We can bridge the disconnect between what doctors do and what patients need. We can get there, because we've been there before, and we know that transparency gets us to that trust. Research has shown us that openness also helps doctors, that having open medical records, being willing to talk about medical errors, will increase patient trust, improve health outcomes, and reduce malpractice. That openness, that trust, is only going to be more important as we move from the infectious to the behavioral model of disease. Bacteria may not care so much about trust and intimacy, but for people to tackle the hard lifestyle choices, to address issues like smoking cessation, blood-pressure management and diabetes control, well, that requires us to establish trust.
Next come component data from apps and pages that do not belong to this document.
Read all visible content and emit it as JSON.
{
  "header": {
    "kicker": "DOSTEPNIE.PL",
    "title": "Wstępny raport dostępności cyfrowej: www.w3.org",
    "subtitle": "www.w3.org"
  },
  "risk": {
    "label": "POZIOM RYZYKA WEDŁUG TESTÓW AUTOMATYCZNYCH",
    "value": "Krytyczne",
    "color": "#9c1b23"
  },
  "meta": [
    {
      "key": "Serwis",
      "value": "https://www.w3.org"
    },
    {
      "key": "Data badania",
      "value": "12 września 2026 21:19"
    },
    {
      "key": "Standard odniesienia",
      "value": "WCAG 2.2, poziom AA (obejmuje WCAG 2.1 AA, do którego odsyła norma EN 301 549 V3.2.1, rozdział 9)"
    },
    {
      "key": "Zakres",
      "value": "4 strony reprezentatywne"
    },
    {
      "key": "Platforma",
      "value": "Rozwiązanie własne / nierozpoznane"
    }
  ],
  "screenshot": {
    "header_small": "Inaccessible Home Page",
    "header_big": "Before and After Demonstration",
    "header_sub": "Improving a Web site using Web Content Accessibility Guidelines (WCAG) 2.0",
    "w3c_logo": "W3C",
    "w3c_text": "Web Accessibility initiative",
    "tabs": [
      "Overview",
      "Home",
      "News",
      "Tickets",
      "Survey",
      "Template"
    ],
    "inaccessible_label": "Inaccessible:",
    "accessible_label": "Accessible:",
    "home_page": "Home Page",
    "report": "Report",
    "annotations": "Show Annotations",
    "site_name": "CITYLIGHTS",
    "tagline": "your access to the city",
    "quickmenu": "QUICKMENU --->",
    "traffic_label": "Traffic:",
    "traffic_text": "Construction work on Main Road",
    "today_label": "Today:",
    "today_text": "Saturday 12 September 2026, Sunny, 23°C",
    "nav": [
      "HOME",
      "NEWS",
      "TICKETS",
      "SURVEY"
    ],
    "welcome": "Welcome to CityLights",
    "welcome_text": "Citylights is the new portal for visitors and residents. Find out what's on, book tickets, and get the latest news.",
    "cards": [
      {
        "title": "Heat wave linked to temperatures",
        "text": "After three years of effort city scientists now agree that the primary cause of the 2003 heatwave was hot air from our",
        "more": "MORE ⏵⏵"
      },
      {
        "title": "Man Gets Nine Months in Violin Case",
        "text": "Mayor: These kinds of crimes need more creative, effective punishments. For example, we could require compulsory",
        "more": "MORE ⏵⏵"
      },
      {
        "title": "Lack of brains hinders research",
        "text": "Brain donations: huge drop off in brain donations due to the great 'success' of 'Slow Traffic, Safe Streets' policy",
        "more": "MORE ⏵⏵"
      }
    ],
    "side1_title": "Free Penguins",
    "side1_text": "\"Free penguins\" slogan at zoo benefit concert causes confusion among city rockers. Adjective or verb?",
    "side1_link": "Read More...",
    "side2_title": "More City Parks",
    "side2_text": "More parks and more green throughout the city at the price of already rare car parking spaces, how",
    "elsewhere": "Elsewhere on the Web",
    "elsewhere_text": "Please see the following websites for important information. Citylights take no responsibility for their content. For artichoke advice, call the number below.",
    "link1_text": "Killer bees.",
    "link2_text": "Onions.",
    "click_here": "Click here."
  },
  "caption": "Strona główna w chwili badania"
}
Here's what other transparent doctors have said.
Brandon Combs, an internist in Denver: "This has brought me closer to my patients. The type of relationship I've developed — that's why I entered medicine."
Aaron Stupple, an internist in Denver: "I tell my patients that I am totally open with them. I don't hide anything from them. This is me. Now tell me about you. We're in this together."
May Nguyen, a family physician in Houston: "My colleagues are astounded by what I'm doing. They ask me how I could be so brave. I said, I'm not being brave, it's my job."
I leave you today with a final thought. Being totally transparent is scary. You feel naked, exposed and vulnerable, but that vulnerability, that humility, it can be an extraordinary benefit to the practice of medicine. When doctors are willing to step off our pedestals, take off our white coats, and show our patients who we are and what medicine is all about, that's when we begin to overcome the sickness of fear. That's when we establish trust. That's when we change the paradigm of medicine from one of secrecy and hiding to one that is fully open and engaged for our patients.